- STORED DATA -

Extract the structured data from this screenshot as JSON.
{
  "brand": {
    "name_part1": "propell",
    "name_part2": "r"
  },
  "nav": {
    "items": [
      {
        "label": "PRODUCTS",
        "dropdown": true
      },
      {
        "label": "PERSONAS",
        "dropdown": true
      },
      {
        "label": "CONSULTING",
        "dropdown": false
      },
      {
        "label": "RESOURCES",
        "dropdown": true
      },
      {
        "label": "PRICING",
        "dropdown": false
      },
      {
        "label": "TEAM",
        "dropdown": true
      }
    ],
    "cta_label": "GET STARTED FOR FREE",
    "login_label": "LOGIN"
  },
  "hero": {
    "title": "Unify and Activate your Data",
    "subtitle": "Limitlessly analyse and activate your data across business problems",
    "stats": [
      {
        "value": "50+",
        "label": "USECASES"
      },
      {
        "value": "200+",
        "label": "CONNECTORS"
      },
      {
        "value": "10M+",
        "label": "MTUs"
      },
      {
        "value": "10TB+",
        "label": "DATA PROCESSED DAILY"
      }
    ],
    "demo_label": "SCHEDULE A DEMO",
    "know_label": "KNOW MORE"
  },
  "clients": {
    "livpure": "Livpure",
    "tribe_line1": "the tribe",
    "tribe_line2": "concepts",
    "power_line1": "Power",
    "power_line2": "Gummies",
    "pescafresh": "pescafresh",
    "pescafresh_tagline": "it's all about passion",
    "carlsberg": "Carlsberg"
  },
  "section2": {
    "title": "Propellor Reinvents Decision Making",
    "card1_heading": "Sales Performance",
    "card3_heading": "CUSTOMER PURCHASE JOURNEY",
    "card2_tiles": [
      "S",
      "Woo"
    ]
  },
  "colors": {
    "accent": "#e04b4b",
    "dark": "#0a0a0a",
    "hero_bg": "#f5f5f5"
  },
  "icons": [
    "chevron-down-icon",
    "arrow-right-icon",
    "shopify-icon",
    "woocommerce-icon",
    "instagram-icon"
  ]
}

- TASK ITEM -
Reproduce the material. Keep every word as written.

- EXERCISE ANSWER -
Extract the structured data from this screenshot as JSON.
{
  "brand": {
    "name_part1": "propell",
    "name_part2": "r"
  },
  "nav": {
    "items": [
      {
        "label": "PRODUCTS",
        "dropdown": true
      },
      {
        "label": "PERSONAS",
        "dropdown": true
      },
      {
        "label": "CONSULTING",
        "dropdown": false
      },
      {
        "label": "RESOURCES",
        "dropdown": true
      },
      {
        "label": "PRICING",
        "dropdown": false
      },
      {
        "label": "TEAM",
        "dropdown": true
      }
    ],
    "cta_label": "GET STARTED FOR FREE",
    "login_label": "LOGIN"
  },
  "hero": {
    "title": "Unify and Activate your Data",
    "subtitle": "Limitlessly analyse and activate your data across business problems",
    "stats": [
      {
        "value": "50+",
        "label": "USECASES"
      },
      {
        "value": "200+",
        "label": "CONNECTORS"
      },
      {
        "value": "10M+",
        "label": "MTUs"
      },
      {
        "value": "10TB+",
        "label": "DATA PROCESSED DAILY"
      }
    ],
    "demo_label": "SCHEDULE A DEMO",
    "know_label": "KNOW MORE"
  },
  "clients": {
    "livpure": "Livpure",
    "tribe_line1": "the tribe",
    "tribe_line2": "concepts",
    "power_line1": "Power",
    "power_line2": "Gummies",
    "pescafresh": "pescafresh",
    "pescafresh_tagline": "it's all about passion",
    "carlsberg": "Carlsberg"
  },
  "section2": {
    "title": "Propellor Reinvents Decision Making",
    "card1_heading": "Sales Performance",
    "card3_heading": "CUSTOMER PURCHASE JOURNEY",
    "card2_tiles": [
      "S",
      "Woo"
    ]
  },
  "colors": {
    "accent": "#e04b4b",
    "dark": "#0a0a0a",
    "hero_bg": "#f5f5f5"
  },
  "icons": [
    "chevron-down-icon",
    "arrow-right-icon",
    "shopify-icon",
    "woocommerce-icon",
    "instagram-icon"
  ]
}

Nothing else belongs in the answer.